▶ [TASK]
Take the listing and print it in full, exactly as given.

▶ [MATERIALS PROVIDED]
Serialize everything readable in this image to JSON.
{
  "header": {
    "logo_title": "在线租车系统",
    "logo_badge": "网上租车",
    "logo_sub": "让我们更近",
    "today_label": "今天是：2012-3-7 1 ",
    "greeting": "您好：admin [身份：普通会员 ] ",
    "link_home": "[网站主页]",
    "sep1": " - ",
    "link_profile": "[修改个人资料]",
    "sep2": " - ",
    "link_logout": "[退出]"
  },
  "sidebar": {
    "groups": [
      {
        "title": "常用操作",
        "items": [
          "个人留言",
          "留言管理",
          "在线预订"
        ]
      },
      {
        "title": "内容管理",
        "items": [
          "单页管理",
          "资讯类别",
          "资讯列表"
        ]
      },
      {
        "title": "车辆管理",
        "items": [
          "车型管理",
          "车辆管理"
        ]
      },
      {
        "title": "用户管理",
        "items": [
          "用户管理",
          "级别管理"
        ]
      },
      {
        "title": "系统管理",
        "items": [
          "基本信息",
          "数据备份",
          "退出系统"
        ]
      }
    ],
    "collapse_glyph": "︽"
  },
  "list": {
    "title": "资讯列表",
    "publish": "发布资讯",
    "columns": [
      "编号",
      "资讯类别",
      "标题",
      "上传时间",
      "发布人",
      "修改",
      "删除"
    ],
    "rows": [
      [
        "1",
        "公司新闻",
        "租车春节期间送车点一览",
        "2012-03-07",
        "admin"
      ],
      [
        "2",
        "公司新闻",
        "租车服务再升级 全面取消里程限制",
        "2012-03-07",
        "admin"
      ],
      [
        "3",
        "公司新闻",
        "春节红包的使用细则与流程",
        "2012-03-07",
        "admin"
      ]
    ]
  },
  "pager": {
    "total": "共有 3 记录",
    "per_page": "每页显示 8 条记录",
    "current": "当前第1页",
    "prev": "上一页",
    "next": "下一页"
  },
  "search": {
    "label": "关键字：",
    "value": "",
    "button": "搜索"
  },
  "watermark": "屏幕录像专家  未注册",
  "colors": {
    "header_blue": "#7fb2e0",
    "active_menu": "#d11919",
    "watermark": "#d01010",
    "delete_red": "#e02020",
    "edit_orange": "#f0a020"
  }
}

▶ [RESULT OF THIS EXERCISE]
Serialize everything readable in this image to JSON.
{
  "header": {
    "logo_title": "在线租车系统",
    "logo_badge": "网上租车",
    "logo_sub": "让我们更近",
    "today_label": "今天是：2012-3-7 1 ",
    "greeting": "您好：admin [身份：普通会员 ] ",
    "link_home": "[网站主页]",
    "sep1": " - ",
    "link_profile": "[修改个人资料]",
    "sep2": " - ",
    "link_logout": "[退出]"
  },
  "sidebar": {
    "groups": [
      {
        "title": "常用操作",
        "items": [
          "个人留言",
          "留言管理",
          "在线预订"
        ]
      },
      {
        "title": "内容管理",
        "items": [
          "单页管理",
          "资讯类别",
          "资讯列表"
        ]
      },
      {
        "title": "车辆管理",
        "items": [
          "车型管理",
          "车辆管理"
        ]
      },
      {
        "title": "用户管理",
        "items": [
          "用户管理",
          "级别管理"
        ]
      },
      {
        "title": "系统管理",
        "items": [
          "基本信息",
          "数据备份",
          "退出系统"
        ]
      }
    ],
    "collapse_glyph": "︽"
  },
  "list": {
    "title": "资讯列表",
    "publish": "发布资讯",
    "columns": [
      "编号",
      "资讯类别",
      "标题",
      "上传时间",
      "发布人",
      "修改",
      "删除"
    ],
    "rows": [
      [
        "1",
        "公司新闻",
        "租车春节期间送车点一览",
        "2012-03-07",
        "admin"
      ],
      [
        "2",
        "公司新闻",
        "租车服务再升级 全面取消里程限制",
        "2012-03-07",
        "admin"
      ],
      [
        "3",
        "公司新闻",
        "春节红包的使用细则与流程",
        "2012-03-07",
        "admin"
      ]
    ]
  },
  "pager": {
    "total": "共有 3 记录",
    "per_page": "每页显示 8 条记录",
    "current": "当前第1页",
    "prev": "上一页",
    "next": "下一页"
  },
  "search": {
    "label": "关键字：",
    "value": "",
    "button": "搜索"
  },
  "watermark": "屏幕录像专家  未注册",
  "colors": {
    "header_blue": "#7fb2e0",
    "active_menu": "#d11919",
    "watermark": "#d01010",
    "delete_red": "#e02020",
    "edit_orange": "#f0a020"
  }
}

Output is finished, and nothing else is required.